From there we try and roll out awards with as much fanfare as possible to the community so they get a sense of what’s newly available for recognizing others.
What are some awards that are no longer given and why were they retired?
TOSMA II was retired because it didn’t seem very well defined and like we could find something that was better explained and felt true to the theme.
The Barclay Bead was a similar thought process – we wanted a more thematic and descriptive award, which is now the Genesis Award.
There was an award called the Purple Star which we retired because it was entirely In Character as opposed to the rest of the awards which are intended to reward out of character dedication and writing. Once we created the Ribbons, which are all for In Character actions, something like the intention of the Purple Star made more sense in that category.
And we also had a duty post award called the Merria Medallion which was for computer engineering and programming. It was created to reward a particular simmer for their contribution in this area but never really felt entirely relevant again – in the Star Trek universe it doesn’t seem like there’s a lot of attention on computer programming beyond maybe the episode with the Binars?
Which one is your favourite?
I don’t know that I have a particular one but certainly the Staff Awards are the ones that I tend to engage with the most as I am usually involved in the process of writing presentations for them. I take great care to write meaningful and comprehensive presentations for staff members who’ve put in literally years of their time and who I interact with the most on a day-to-day basis. In a way, they’re sorta my “crew.” So I always enjoy finding the right combination of Staff Awards that appropriately recognizes all that hard work, and also making sure that what we say in giving them to the recipients clearly explains just how meaningful it is for people to have put in this kind of dedication to our community.
Of all the awards you’ve been given over the years, which one has meant the most to you?

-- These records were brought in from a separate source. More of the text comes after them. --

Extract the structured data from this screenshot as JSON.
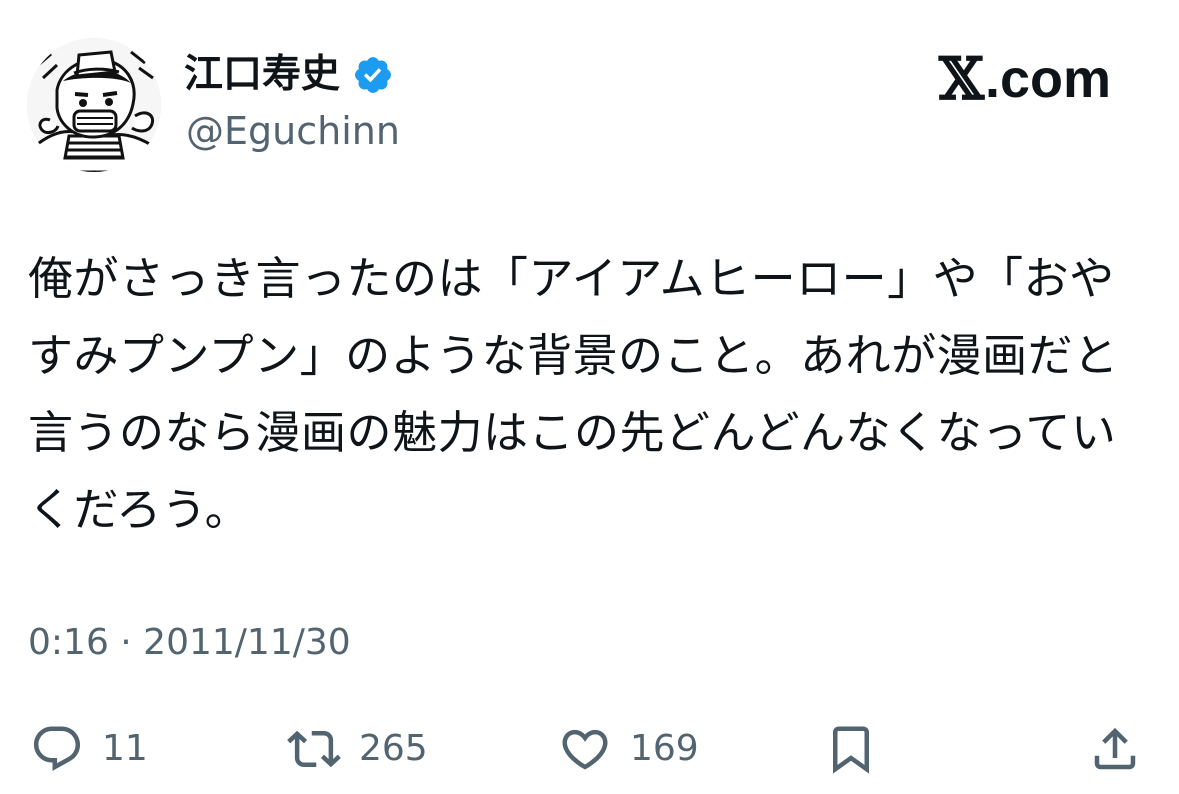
{
  "user": {
    "display_name": "江口寿史",
    "handle": "@Eguchinn",
    "verified": true,
    "avatar_icon": "manga-avatar-illustration"
  },
  "brand": {
    "logo_glyph": "𝕏",
    "suffix": ".com"
  },
  "tweet": {
    "text": "俺がさっき言ったのは「アイアムヒーロー」や「おやすみプンプン」のような背景のこと。あれが漫画だと言うのなら漫画の魅力はこの先どんどんなくなっていくだろう。",
    "timestamp": "0:16 · 2011/11/30"
  },
  "actions": {
    "reply": {
      "icon": "reply-icon",
      "count": "11"
    },
    "repost": {
      "icon": "repost-icon",
      "count": "265"
    },
    "like": {
      "icon": "heart-icon",
      "count": "169"
    },
    "bookmark": {
      "icon": "bookmark-icon"
    },
    "share": {
      "icon": "share-icon"
    }
  },
  "colors": {
    "text": "#0f1419",
    "secondary": "#536471",
    "verified": "#1d9bf0"
  }
}
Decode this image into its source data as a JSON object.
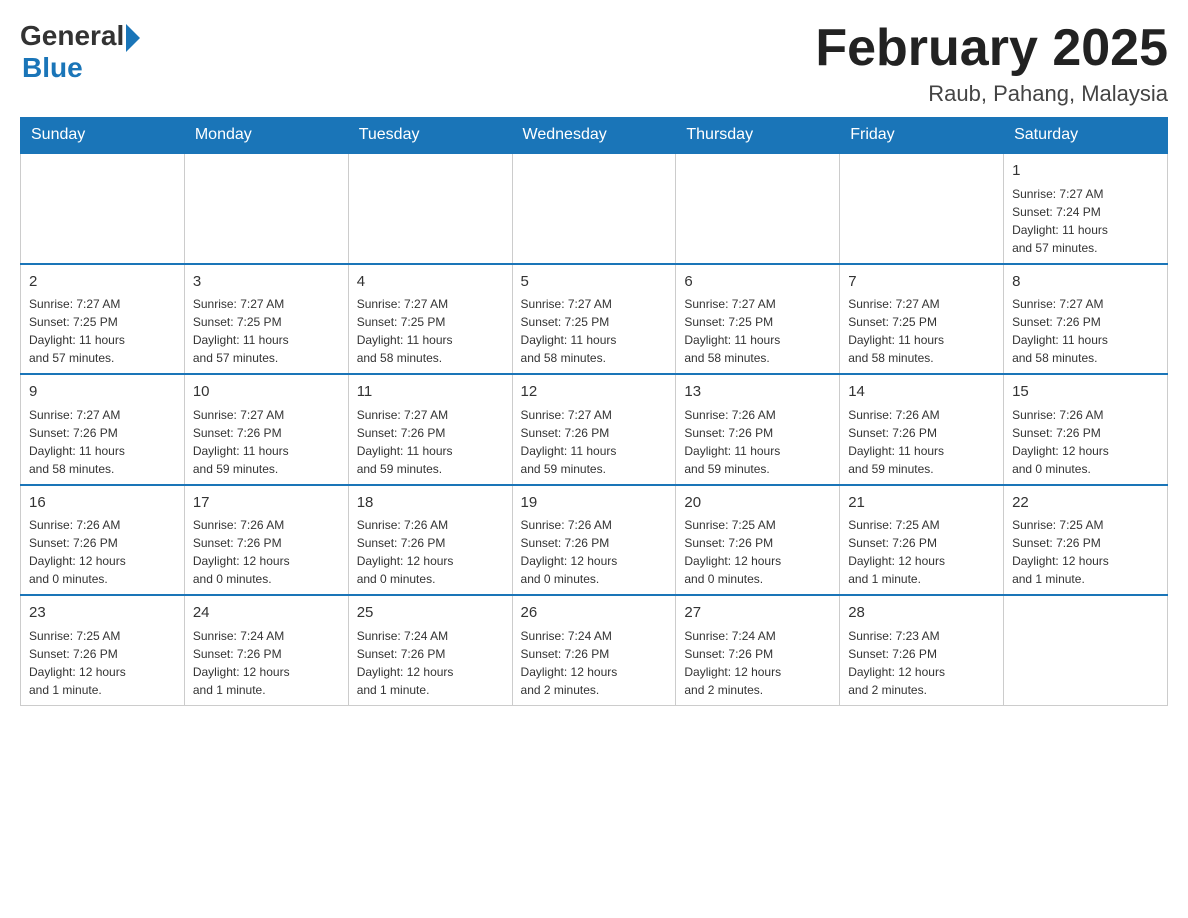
{
  "header": {
    "logo_general": "General",
    "logo_blue": "Blue",
    "month_title": "February 2025",
    "location": "Raub, Pahang, Malaysia"
  },
  "days_of_week": [
    "Sunday",
    "Monday",
    "Tuesday",
    "Wednesday",
    "Thursday",
    "Friday",
    "Saturday"
  ],
  "weeks": [
    [
      {
        "day": "",
        "info": "",
        "empty": true
      },
      {
        "day": "",
        "info": "",
        "empty": true
      },
      {
        "day": "",
        "info": "",
        "empty": true
      },
      {
        "day": "",
        "info": "",
        "empty": true
      },
      {
        "day": "",
        "info": "",
        "empty": true
      },
      {
        "day": "",
        "info": "",
        "empty": true
      },
      {
        "day": "1",
        "info": "Sunrise: 7:27 AM\nSunset: 7:24 PM\nDaylight: 11 hours\nand 57 minutes."
      }
    ],
    [
      {
        "day": "2",
        "info": "Sunrise: 7:27 AM\nSunset: 7:25 PM\nDaylight: 11 hours\nand 57 minutes."
      },
      {
        "day": "3",
        "info": "Sunrise: 7:27 AM\nSunset: 7:25 PM\nDaylight: 11 hours\nand 57 minutes."
      },
      {
        "day": "4",
        "info": "Sunrise: 7:27 AM\nSunset: 7:25 PM\nDaylight: 11 hours\nand 58 minutes."
      },
      {
        "day": "5",
        "info": "Sunrise: 7:27 AM\nSunset: 7:25 PM\nDaylight: 11 hours\nand 58 minutes."
      },
      {
        "day": "6",
        "info": "Sunrise: 7:27 AM\nSunset: 7:25 PM\nDaylight: 11 hours\nand 58 minutes."
      },
      {
        "day": "7",
        "info": "Sunrise: 7:27 AM\nSunset: 7:25 PM\nDaylight: 11 hours\nand 58 minutes."
      },
      {
        "day": "8",
        "info": "Sunrise: 7:27 AM\nSunset: 7:26 PM\nDaylight: 11 hours\nand 58 minutes."
      }
    ],
    [
      {
        "day": "9",
        "info": "Sunrise: 7:27 AM\nSunset: 7:26 PM\nDaylight: 11 hours\nand 58 minutes."
      },
      {
        "day": "10",
        "info": "Sunrise: 7:27 AM\nSunset: 7:26 PM\nDaylight: 11 hours\nand 59 minutes."
      },
      {
        "day": "11",
        "info": "Sunrise: 7:27 AM\nSunset: 7:26 PM\nDaylight: 11 hours\nand 59 minutes."
      },
      {
        "day": "12",
        "info": "Sunrise: 7:27 AM\nSunset: 7:26 PM\nDaylight: 11 hours\nand 59 minutes."
      },
      {
        "day": "13",
        "info": "Sunrise: 7:26 AM\nSunset: 7:26 PM\nDaylight: 11 hours\nand 59 minutes."
      },
      {
        "day": "14",
        "info": "Sunrise: 7:26 AM\nSunset: 7:26 PM\nDaylight: 11 hours\nand 59 minutes."
      },
      {
        "day": "15",
        "info": "Sunrise: 7:26 AM\nSunset: 7:26 PM\nDaylight: 12 hours\nand 0 minutes."
      }
    ],
    [
      {
        "day": "16",
        "info": "Sunrise: 7:26 AM\nSunset: 7:26 PM\nDaylight: 12 hours\nand 0 minutes."
      },
      {
        "day": "17",
        "info": "Sunrise: 7:26 AM\nSunset: 7:26 PM\nDaylight: 12 hours\nand 0 minutes."
      },
      {
        "day": "18",
        "info": "Sunrise: 7:26 AM\nSunset: 7:26 PM\nDaylight: 12 hours\nand 0 minutes."
      },
      {
        "day": "19",
        "info": "Sunrise: 7:26 AM\nSunset: 7:26 PM\nDaylight: 12 hours\nand 0 minutes."
      },
      {
        "day": "20",
        "info": "Sunrise: 7:25 AM\nSunset: 7:26 PM\nDaylight: 12 hours\nand 0 minutes."
      },
      {
        "day": "21",
        "info": "Sunrise: 7:25 AM\nSunset: 7:26 PM\nDaylight: 12 hours\nand 1 minute."
      },
      {
        "day": "22",
        "info": "Sunrise: 7:25 AM\nSunset: 7:26 PM\nDaylight: 12 hours\nand 1 minute."
      }
    ],
    [
      {
        "day": "23",
        "info": "Sunrise: 7:25 AM\nSunset: 7:26 PM\nDaylight: 12 hours\nand 1 minute."
      },
      {
        "day": "24",
        "info": "Sunrise: 7:24 AM\nSunset: 7:26 PM\nDaylight: 12 hours\nand 1 minute."
      },
      {
        "day": "25",
        "info": "Sunrise: 7:24 AM\nSunset: 7:26 PM\nDaylight: 12 hours\nand 1 minute."
      },
      {
        "day": "26",
        "info": "Sunrise: 7:24 AM\nSunset: 7:26 PM\nDaylight: 12 hours\nand 2 minutes."
      },
      {
        "day": "27",
        "info": "Sunrise: 7:24 AM\nSunset: 7:26 PM\nDaylight: 12 hours\nand 2 minutes."
      },
      {
        "day": "28",
        "info": "Sunrise: 7:23 AM\nSunset: 7:26 PM\nDaylight: 12 hours\nand 2 minutes."
      },
      {
        "day": "",
        "info": "",
        "empty": true
      }
    ]
  ]
}
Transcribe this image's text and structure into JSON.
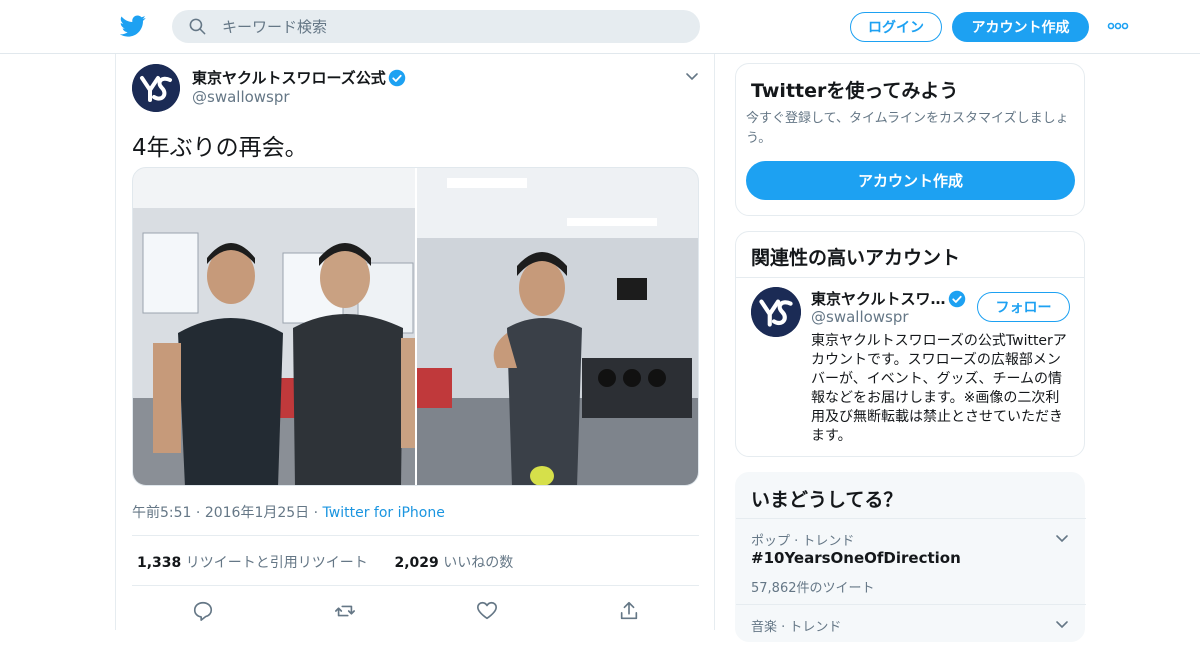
{
  "header": {
    "search_placeholder": "キーワード検索",
    "login_label": "ログイン",
    "signup_label": "アカウント作成"
  },
  "tweet": {
    "author_name": "東京ヤクルトスワローズ公式",
    "author_handle": "@swallowspr",
    "text": "4年ぶりの再会。",
    "time": "午前5:51",
    "date": "2016年1月25日",
    "source": "Twitter for iPhone",
    "retweets_count": "1,338",
    "retweets_label": "リツイートと引用リツイート",
    "likes_count": "2,029",
    "likes_label": "いいねの数"
  },
  "sidebar": {
    "signup_card": {
      "title": "Twitterを使ってみよう",
      "subtitle": "今すぐ登録して、タイムラインをカスタマイズしましょう。",
      "button": "アカウント作成"
    },
    "relevant": {
      "title": "関連性の高いアカウント",
      "name": "東京ヤクルトスワ…",
      "handle": "@swallowspr",
      "follow_label": "フォロー",
      "bio": "東京ヤクルトスワローズの公式Twitterアカウントです。スワローズの広報部メンバーが、イベント、グッズ、チームの情報などをお届けします。※画像の二次利用及び無断転載は禁止とさせていただきます。"
    },
    "trends": {
      "title": "いまどうしてる？",
      "items": [
        {
          "category": "ポップ · トレンド",
          "name": "#10YearsOneOfDirection",
          "count": "57,862件のツイート"
        },
        {
          "category": "音楽 · トレンド",
          "name": "",
          "count": ""
        }
      ]
    }
  },
  "colors": {
    "brand_blue": "#1da1f2",
    "link_blue": "#1b95e0",
    "secondary_text": "#657786",
    "border": "#e6ecf0"
  }
}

I’m always so deeply appreciative when staff or members want to recognize my work but I honestly try and avoid receiving awards when I can talk people out of it. For a long time I kinda just diverted the award nominations that came in for me! I want award ceremonies to be about everyone else’s hard work and dedication.
The first award I got was the Picard Award and I was very moved that folks wanted me to be the first recipient. In 1998, we had only been really an entity for four years and while I had certainly put in a lot of time and effort, there wasn’t much of a gap between me and others like Elinor who had also been there at that point for the entire time so that recognition felt very meaningful. Perhaps that gets at the core of why it seems a little self-indulgent to accept recognition sometimes? As the person who’s been here the longest, it’s like a foregone conclusion if I came up against someone else for a nomination and that doesn’t feel fair to anyone else nominated for the same award. Hence why it feels better to let others who haven’t had a chance to see their work recognized to have that moment.
The funny thing is that when I received the Great Bird Award it kinda just slipped by me. If I remember correctly, it was like we put together the whole ceremony and then I think Hollis put that award presentation in after the final edit? And I was like, “Hey, wait!” But the cat was out of the bag. That particular award had always looked like something that would just sit on the pedestal under the glass box and never be given to anyone – after a few years of no one receiving it – so when I was surprised by it I felt incredibly honored. It felt like real and personal recognition of the more than 10 years of work at that point and I still feel very proud to be the recipient of it.
Thank you for your time, Flt. Admiral Wolf!
You can read more about the different awards and the ceremony on the wiki.